Author: First Insight Corporation

One of the best parts about being an optician is helping patients see and look their best, right? If you are back in the lab or at your desk calling, faxing, or re-entering the patient’s optical order into another software to submit it to your optical lab or contact lens vendor, you're missing out on opportunities to spend time with your patient.
Have you ever wondered what the debit or credit card chip does? That chip is the key to improving card security and reducing in-store payment fraud. EMV payment processing technology was created to add a layer of protection every time you or your patients use a card to make purchases.
Now that you’ve decided to add an EHR and practice management system to your optometry or ophthalmology practice, don’t forget to focus on one of the most critical requirements for a successful outcome—selecting and managing your EHR implementation project team.

Is your eye care practice providing excellent patient care and bringing in positive cash flow? Many businesses struggle to accomplish these goals side by side. It's always one or the other until they learn how to use eye care EHR data mining to drive revenue effectively.

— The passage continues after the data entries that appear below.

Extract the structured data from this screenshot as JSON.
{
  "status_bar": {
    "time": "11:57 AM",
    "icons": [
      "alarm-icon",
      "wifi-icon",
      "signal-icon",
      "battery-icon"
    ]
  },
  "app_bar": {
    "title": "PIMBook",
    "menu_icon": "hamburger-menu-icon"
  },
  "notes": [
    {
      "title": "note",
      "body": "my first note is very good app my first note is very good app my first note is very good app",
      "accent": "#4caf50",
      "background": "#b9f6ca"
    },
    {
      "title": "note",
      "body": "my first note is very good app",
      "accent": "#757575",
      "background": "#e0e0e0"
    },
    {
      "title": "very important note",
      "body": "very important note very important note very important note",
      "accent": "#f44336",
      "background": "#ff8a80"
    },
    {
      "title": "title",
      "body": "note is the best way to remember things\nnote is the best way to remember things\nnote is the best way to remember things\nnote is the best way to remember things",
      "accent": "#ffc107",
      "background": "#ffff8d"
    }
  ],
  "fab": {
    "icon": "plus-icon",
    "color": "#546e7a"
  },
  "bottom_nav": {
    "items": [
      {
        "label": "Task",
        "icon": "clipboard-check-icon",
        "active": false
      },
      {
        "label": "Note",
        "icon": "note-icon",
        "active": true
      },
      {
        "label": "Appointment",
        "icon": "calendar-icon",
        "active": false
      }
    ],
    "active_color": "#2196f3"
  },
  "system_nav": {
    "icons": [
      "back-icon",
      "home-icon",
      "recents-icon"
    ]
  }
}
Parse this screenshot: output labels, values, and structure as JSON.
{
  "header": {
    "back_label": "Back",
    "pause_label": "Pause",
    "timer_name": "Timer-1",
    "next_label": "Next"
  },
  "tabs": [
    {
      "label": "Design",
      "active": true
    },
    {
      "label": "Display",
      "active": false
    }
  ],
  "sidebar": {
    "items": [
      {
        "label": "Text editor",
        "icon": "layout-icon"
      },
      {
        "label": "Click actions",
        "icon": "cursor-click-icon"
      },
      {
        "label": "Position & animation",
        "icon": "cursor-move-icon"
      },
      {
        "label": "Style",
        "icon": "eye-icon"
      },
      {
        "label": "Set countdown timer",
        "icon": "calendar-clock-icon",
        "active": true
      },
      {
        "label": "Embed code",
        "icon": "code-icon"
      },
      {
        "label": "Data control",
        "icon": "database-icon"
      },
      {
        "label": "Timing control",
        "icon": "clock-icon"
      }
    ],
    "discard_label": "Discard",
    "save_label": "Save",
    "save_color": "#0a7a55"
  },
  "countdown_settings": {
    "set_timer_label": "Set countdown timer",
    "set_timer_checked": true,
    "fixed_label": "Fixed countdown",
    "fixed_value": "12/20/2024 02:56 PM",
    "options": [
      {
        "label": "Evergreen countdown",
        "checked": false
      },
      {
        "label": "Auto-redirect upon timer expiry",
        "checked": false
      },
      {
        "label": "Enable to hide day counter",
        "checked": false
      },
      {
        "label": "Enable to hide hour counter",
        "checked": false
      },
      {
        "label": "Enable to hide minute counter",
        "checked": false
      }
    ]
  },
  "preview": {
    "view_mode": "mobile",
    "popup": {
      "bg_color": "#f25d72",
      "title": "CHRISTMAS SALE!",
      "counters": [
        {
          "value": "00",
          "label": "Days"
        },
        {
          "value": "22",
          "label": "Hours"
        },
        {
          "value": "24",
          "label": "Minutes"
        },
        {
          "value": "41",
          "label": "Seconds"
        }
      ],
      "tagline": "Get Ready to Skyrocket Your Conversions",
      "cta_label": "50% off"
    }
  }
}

Do you have a security risk analysis plan? Did you designate a compliance officer who keeps up with HIPAA changes? If you answered “no” or “I don’t know” to the previous questions, your eye care practice has room to improve regarding HIPAA compliance.
HIPAA compliance and risk assessments are challenging for many optometry and ophthalmology practices. There is one compliance task you can't do once and then sweep under the rug—and that's to perform a HIPAA security risk assessment or risk analysis regularly for your business.
Managing an environmentally friendly optometry office where hundreds of patients move seamlessly from check-in to check-out each month is much easier when you invest in your business and use an optometry EHR that works as you do. Efficiently managing patient flow impacts staff performance, patient experiences, and revenue growth.
The COVID-19 pandemic has forced people to re-evaluate what they want and need from their jobs. Money is definitely a factor, but eye care staff are increasingly considering things like mental health, child care challenges, and company culture in their decisions about where they will spend their work lives.